[Start of Attachment]

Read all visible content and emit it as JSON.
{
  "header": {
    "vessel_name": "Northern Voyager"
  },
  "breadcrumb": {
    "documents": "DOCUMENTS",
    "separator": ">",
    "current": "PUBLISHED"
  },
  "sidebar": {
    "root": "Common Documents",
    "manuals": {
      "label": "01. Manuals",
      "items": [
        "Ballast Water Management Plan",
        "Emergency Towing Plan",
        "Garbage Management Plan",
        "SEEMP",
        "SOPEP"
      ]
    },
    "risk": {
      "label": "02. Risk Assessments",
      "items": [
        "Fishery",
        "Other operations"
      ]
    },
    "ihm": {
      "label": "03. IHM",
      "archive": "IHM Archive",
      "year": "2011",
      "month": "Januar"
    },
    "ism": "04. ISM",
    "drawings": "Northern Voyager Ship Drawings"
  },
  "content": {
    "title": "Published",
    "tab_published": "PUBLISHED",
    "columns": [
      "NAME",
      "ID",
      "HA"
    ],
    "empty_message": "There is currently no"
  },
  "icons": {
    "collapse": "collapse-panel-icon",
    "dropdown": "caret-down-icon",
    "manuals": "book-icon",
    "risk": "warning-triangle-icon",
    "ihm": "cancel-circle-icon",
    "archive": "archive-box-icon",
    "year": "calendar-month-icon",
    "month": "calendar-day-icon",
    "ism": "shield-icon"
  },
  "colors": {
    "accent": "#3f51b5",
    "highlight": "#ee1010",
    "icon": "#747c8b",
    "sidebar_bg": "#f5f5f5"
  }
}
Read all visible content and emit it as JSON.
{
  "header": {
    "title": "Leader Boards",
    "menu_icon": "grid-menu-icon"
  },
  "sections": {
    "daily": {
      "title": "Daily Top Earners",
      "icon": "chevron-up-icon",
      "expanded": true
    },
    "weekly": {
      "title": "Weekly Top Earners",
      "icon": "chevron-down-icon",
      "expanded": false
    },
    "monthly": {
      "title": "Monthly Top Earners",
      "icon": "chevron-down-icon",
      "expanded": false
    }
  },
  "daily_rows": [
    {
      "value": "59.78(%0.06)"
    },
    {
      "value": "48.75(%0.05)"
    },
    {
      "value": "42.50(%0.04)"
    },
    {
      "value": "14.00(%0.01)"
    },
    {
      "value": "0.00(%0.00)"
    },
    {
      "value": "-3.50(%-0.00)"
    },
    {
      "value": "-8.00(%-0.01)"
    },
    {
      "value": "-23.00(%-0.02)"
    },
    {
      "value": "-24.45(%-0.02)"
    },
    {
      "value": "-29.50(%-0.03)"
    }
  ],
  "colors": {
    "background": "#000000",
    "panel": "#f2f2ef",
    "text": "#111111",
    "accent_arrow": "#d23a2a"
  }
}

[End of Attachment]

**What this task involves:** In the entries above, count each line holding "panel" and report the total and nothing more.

**Task solution:** 2